  1. The chairs look wonderful with the white seat.

    I’m wondering if that white stain could be used to get a limed effect on wood. I’m also wondering if Rit dye could be used to color rush seats. That could give a lot of color choices.

    1. Hi Rebecca – Depending on how the seats are sealed or not would determine if they would take the liming wax and or dye. If the seats are sealed the dye might not soak into the fibers evenly. If they are not sealed, I think it would soak in nicely and give you whatever color you desired. Maybe test on the underside of the seat (may not be sealed like the top though) or in the least conspicuous spot.

      1. Did your rush have any shellac or other finish on them? I have rush seats with worn shellac. Thinking I may need to shellac first to get an even finish. Any ideas?

        1. Hi Jo – Yes my chair seats had a worn shellac finish. I just applied the stain right over it. Since driftwood is an aged finish, you may not want it to be perfectly even. A slight transparent look is what you want to achieve.

  2. I love this! I have not seen this product. I’m going to HD heaven this afternoon and get a can! Can’t wait for the second half of the change!

  3. Diane, the seats look fabulous!! Were life like a VHS tape or DVD, I’d fast forward to see the next post. :))) BEAUTIFUL job with great step by step! LOVE the driftwood stain… oh my stars!!! (going to Home Depot today! lol)

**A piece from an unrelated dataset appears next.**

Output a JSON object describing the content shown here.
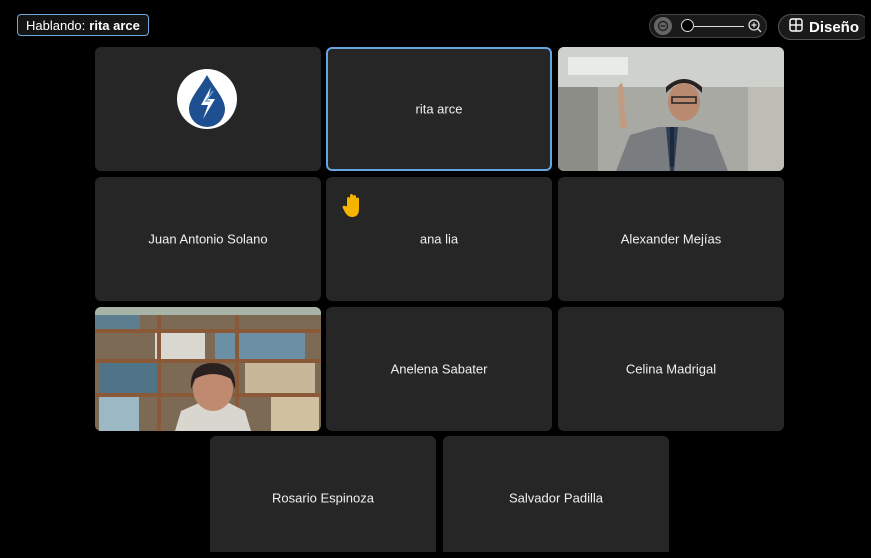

    1. Okay, stupid question: You used the DIY driftwood/aged-wood product with the table but not on the rush seats… is the stain more reliable on an un-stripped surface? Just wondering, thanks!!!

      1. Not a stupid question at all Christina. The Driftwood finish on my table can only be applied to bare wood. The rush seating has a coating or sealer on it and the DIY Driftwood finish does not penetrate that since it is water-based. The Rustoleum Driftwood Stain is oil-based so it penetrates.

        1. Thank you Diane, I thought it was such but it’s good to hear I was on the right path.

  4. Did you or are you planning to put any sort of sealer on the rush to keep the stain from rubbing off?

    1. Hi Nancy – Yes I will add a matte sealer over the seats in a few days. It is very humid and damp right now and I want the stain to be fully dry first. I will show that in my next post about them. Probably next week.